◆ **WORK ORDER**:
Return each entry precisely as it appears below.

Element data from apps and pages
■ ■ ■ ■ ■ ■ ■
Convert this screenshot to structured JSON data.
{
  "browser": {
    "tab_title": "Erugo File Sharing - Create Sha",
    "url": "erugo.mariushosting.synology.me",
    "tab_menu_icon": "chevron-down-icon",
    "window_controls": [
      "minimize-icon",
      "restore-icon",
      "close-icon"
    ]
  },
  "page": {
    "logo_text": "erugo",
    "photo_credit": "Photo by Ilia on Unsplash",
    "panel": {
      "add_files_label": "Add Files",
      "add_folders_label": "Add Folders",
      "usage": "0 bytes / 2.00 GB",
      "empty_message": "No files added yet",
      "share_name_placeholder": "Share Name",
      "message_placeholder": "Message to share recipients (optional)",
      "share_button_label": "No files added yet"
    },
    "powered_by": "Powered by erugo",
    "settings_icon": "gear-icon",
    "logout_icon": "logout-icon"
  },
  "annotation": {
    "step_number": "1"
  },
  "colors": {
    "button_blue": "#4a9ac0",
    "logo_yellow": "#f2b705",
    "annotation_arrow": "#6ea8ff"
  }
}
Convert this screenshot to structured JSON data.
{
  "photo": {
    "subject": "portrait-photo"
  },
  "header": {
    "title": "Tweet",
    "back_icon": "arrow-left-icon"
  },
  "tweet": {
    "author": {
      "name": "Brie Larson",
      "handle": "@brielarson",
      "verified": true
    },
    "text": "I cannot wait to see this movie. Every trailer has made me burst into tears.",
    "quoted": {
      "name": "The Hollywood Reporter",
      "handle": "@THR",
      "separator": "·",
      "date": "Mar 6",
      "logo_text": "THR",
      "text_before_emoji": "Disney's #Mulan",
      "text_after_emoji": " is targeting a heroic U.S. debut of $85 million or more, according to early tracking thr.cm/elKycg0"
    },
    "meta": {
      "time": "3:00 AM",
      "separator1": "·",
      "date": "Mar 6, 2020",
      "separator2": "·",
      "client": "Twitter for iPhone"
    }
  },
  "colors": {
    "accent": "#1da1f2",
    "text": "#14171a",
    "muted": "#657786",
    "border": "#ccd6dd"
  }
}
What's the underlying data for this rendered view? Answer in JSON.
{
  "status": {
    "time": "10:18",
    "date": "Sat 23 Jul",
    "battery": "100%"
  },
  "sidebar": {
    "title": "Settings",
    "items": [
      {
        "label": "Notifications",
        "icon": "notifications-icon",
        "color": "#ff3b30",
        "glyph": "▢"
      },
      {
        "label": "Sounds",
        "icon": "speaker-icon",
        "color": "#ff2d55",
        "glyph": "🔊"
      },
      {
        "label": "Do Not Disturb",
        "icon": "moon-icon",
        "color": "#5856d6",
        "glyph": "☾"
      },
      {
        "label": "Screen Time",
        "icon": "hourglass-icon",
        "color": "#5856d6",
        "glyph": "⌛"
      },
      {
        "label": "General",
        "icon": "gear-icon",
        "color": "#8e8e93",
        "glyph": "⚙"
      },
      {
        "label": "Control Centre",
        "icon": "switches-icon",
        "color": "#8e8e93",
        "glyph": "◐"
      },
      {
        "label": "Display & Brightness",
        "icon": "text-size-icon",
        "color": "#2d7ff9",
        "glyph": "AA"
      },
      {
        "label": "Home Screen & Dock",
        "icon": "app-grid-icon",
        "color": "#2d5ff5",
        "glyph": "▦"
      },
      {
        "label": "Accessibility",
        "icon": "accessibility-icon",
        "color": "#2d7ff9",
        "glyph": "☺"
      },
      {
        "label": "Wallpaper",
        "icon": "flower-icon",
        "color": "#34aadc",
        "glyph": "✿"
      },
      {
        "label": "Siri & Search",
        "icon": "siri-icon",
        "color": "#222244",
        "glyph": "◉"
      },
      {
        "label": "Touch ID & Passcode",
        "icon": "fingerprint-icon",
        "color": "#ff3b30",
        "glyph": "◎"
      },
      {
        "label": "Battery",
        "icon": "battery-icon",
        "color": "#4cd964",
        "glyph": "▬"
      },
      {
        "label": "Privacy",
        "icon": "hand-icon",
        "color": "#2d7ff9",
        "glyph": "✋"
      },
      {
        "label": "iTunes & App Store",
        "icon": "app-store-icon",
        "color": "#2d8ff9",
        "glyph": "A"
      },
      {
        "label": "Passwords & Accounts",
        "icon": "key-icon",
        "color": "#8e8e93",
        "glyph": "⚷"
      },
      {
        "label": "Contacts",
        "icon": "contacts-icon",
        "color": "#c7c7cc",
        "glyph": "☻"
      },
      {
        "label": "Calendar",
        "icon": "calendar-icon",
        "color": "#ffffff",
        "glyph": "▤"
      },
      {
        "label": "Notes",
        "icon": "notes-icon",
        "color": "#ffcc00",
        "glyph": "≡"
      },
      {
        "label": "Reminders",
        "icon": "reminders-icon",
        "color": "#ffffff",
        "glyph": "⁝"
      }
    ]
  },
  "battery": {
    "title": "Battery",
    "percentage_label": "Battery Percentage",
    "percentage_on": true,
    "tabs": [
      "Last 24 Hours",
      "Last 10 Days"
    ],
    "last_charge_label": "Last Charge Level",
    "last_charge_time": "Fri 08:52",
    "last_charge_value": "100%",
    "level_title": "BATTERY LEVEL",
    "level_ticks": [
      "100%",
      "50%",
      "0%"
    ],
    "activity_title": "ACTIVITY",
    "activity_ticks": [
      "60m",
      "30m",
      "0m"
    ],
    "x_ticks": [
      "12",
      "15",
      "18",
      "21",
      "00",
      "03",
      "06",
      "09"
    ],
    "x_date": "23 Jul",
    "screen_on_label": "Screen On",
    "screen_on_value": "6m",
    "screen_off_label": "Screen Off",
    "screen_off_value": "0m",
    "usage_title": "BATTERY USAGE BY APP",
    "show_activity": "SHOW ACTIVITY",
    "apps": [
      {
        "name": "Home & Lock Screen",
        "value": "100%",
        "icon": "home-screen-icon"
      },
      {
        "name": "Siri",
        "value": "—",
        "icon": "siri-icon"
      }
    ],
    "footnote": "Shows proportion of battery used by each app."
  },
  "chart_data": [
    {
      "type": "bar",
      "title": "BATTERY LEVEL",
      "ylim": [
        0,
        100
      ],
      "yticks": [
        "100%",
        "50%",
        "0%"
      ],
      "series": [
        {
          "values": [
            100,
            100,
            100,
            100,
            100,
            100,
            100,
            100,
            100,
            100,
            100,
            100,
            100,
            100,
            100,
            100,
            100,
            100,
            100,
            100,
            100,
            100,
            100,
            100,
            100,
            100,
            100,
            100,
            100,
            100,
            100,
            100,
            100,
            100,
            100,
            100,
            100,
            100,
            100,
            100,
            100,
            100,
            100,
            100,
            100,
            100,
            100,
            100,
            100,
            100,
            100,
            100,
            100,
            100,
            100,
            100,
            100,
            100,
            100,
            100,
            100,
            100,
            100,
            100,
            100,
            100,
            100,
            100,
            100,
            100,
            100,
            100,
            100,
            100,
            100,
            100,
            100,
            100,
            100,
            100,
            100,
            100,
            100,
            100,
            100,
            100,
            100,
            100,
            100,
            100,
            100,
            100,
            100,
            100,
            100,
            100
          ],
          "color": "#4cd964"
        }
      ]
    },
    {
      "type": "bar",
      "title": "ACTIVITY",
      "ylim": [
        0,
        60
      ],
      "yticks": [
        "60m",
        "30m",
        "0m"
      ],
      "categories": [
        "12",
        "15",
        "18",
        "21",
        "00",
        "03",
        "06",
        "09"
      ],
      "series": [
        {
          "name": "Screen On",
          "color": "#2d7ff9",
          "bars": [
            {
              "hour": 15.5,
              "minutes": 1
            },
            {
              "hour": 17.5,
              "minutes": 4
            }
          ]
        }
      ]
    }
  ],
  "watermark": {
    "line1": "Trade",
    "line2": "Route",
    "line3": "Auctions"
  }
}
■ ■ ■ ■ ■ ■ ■
◆ **WRITTEN RESPONSE**:
Convert this screenshot to structured JSON data.
{
  "browser": {
    "tab_title": "Erugo File Sharing - Create Sha",
    "url": "erugo.mariushosting.synology.me",
    "tab_menu_icon": "chevron-down-icon",
    "window_controls": [
      "minimize-icon",
      "restore-icon",
      "close-icon"
    ]
  },
  "page": {
    "logo_text": "erugo",
    "photo_credit": "Photo by Ilia on Unsplash",
    "panel": {
      "add_files_label": "Add Files",
      "add_folders_label": "Add Folders",
      "usage": "0 bytes / 2.00 GB",
      "empty_message": "No files added yet",
      "share_name_placeholder": "Share Name",
      "message_placeholder": "Message to share recipients (optional)",
      "share_button_label": "No files added yet"
    },
    "powered_by": "Powered by erugo",
    "settings_icon": "gear-icon",
    "logout_icon": "logout-icon"
  },
  "annotation": {
    "step_number": "1"
  },
  "colors": {
    "button_blue": "#4a9ac0",
    "logo_yellow": "#f2b705",
    "annotation_arrow": "#6ea8ff"
  }
}
Convert this screenshot to structured JSON data.
{
  "photo": {
    "subject": "portrait-photo"
  },
  "header": {
    "title": "Tweet",
    "back_icon": "arrow-left-icon"
  },
  "tweet": {
    "author": {
      "name": "Brie Larson",
      "handle": "@brielarson",
      "verified": true
    },
    "text": "I cannot wait to see this movie. Every trailer has made me burst into tears.",
    "quoted": {
      "name": "The Hollywood Reporter",
      "handle": "@THR",
      "separator": "·",
      "date": "Mar 6",
      "logo_text": "THR",
      "text_before_emoji": "Disney's #Mulan",
      "text_after_emoji": " is targeting a heroic U.S. debut of $85 million or more, according to early tracking thr.cm/elKycg0"
    },
    "meta": {
      "time": "3:00 AM",
      "separator1": "·",
      "date": "Mar 6, 2020",
      "separator2": "·",
      "client": "Twitter for iPhone"
    }
  },
  "colors": {
    "accent": "#1da1f2",
    "text": "#14171a",
    "muted": "#657786",
    "border": "#ccd6dd"
  }
}
What's the underlying data for this rendered view? Answer in JSON.
{
  "status": {
    "time": "10:18",
    "date": "Sat 23 Jul",
    "battery": "100%"
  },
  "sidebar": {
    "title": "Settings",
    "items": [
      {
        "label": "Notifications",
        "icon": "notifications-icon",
        "color": "#ff3b30",
        "glyph": "▢"
      },
      {
        "label": "Sounds",
        "icon": "speaker-icon",
        "color": "#ff2d55",
        "glyph": "🔊"
      },
      {
        "label": "Do Not Disturb",
        "icon": "moon-icon",
        "color": "#5856d6",
        "glyph": "☾"
      },
      {
        "label": "Screen Time",
        "icon": "hourglass-icon",
        "color": "#5856d6",
        "glyph": "⌛"
      },
      {
        "label": "General",
        "icon": "gear-icon",
        "color": "#8e8e93",
        "glyph": "⚙"
      },
      {
        "label": "Control Centre",
        "icon": "switches-icon",
        "color": "#8e8e93",
        "glyph": "◐"
      },
      {
        "label": "Display & Brightness",
        "icon": "text-size-icon",
        "color": "#2d7ff9",
        "glyph": "AA"
      },
      {
        "label": "Home Screen & Dock",
        "icon": "app-grid-icon",
        "color": "#2d5ff5",
        "glyph": "▦"
      },
      {
        "label": "Accessibility",
        "icon": "accessibility-icon",
        "color": "#2d7ff9",
        "glyph": "☺"
      },
      {
        "label": "Wallpaper",
        "icon": "flower-icon",
        "color": "#34aadc",
        "glyph": "✿"
      },
      {
        "label": "Siri & Search",
        "icon": "siri-icon",
        "color": "#222244",
        "glyph": "◉"
      },
      {
        "label": "Touch ID & Passcode",
        "icon": "fingerprint-icon",
        "color": "#ff3b30",
        "glyph": "◎"
      },
      {
        "label": "Battery",
        "icon": "battery-icon",
        "color": "#4cd964",
        "glyph": "▬"
      },
      {
        "label": "Privacy",
        "icon": "hand-icon",
        "color": "#2d7ff9",
        "glyph": "✋"
      },
      {
        "label": "iTunes & App Store",
        "icon": "app-store-icon",
        "color": "#2d8ff9",
        "glyph": "A"
      },
      {
        "label": "Passwords & Accounts",
        "icon": "key-icon",
        "color": "#8e8e93",
        "glyph": "⚷"
      },
      {
        "label": "Contacts",
        "icon": "contacts-icon",
        "color": "#c7c7cc",
        "glyph": "☻"
      },
      {
        "label": "Calendar",
        "icon": "calendar-icon",
        "color": "#ffffff",
        "glyph": "▤"
      },
      {
        "label": "Notes",
        "icon": "notes-icon",
        "color": "#ffcc00",
        "glyph": "≡"
      },
      {
        "label": "Reminders",
        "icon": "reminders-icon",
        "color": "#ffffff",
        "glyph": "⁝"
      }
    ]
  },
  "battery": {
    "title": "Battery",
    "percentage_label": "Battery Percentage",
    "percentage_on": true,
    "tabs": [
      "Last 24 Hours",
      "Last 10 Days"
    ],
    "last_charge_label": "Last Charge Level",
    "last_charge_time": "Fri 08:52",
    "last_charge_value": "100%",
    "level_title": "BATTERY LEVEL",
    "level_ticks": [
      "100%",
      "50%",
      "0%"
    ],
    "activity_title": "ACTIVITY",
    "activity_ticks": [
      "60m",
      "30m",
      "0m"
    ],
    "x_ticks": [
      "12",
      "15",
      "18",
      "21",
      "00",
      "03",
      "06",
      "09"
    ],
    "x_date": "23 Jul",
    "screen_on_label": "Screen On",
    "screen_on_value": "6m",
    "screen_off_label": "Screen Off",
    "screen_off_value": "0m",
    "usage_title": "BATTERY USAGE BY APP",
    "show_activity": "SHOW ACTIVITY",
    "apps": [
      {
        "name": "Home & Lock Screen",
        "value": "100%",
        "icon": "home-screen-icon"
      },
      {
        "name": "Siri",
        "value": "—",
        "icon": "siri-icon"
      }
    ],
    "footnote": "Shows proportion of battery used by each app."
  },
  "chart_data": [
    {
      "type": "bar",
      "title": "BATTERY LEVEL",
      "ylim": [
        0,
        100
      ],
      "yticks": [
        "100%",
        "50%",
        "0%"
      ],
      "series": [
        {
          "values": [
            100,
            100,
            100,
            100,
            100,
            100,
            100,
            100,
            100,
            100,
            100,
            100,
            100,
            100,
            100,
            100,
            100,
            100,
            100,
            100,
            100,
            100,
            100,
            100,
            100,
            100,
            100,
            100,
            100,
            100,
            100,
            100,
            100,
            100,
            100,
            100,
            100,
            100,
            100,
            100,
            100,
            100,
            100,
            100,
            100,
            100,
            100,
            100,
            100,
            100,
            100,
            100,
            100,
            100,
            100,
            100,
            100,
            100,
            100,
            100,
            100,
            100,
            100,
            100,
            100,
            100,
            100,
            100,
            100,
            100,
            100,
            100,
            100,
            100,
            100,
            100,
            100,
            100,
            100,
            100,
            100,
            100,
            100,
            100,
            100,
            100,
            100,
            100,
            100,
            100,
            100,
            100,
            100,
            100,
            100,
            100
          ],
          "color": "#4cd964"
        }
      ]
    },
    {
      "type": "bar",
      "title": "ACTIVITY",
      "ylim": [
        0,
        60
      ],
      "yticks": [
        "60m",
        "30m",
        "0m"
      ],
      "categories": [
        "12",
        "15",
        "18",
        "21",
        "00",
        "03",
        "06",
        "09"
      ],
      "series": [
        {
          "name": "Screen On",
          "color": "#2d7ff9",
          "bars": [
            {
              "hour": 15.5,
              "minutes": 1
            },
            {
              "hour": 17.5,
              "minutes": 4
            }
          ]
        }
      ]
    }
  ],
  "watermark": {
    "line1": "Trade",
    "line2": "Route",
    "line3": "Auctions"
  }
}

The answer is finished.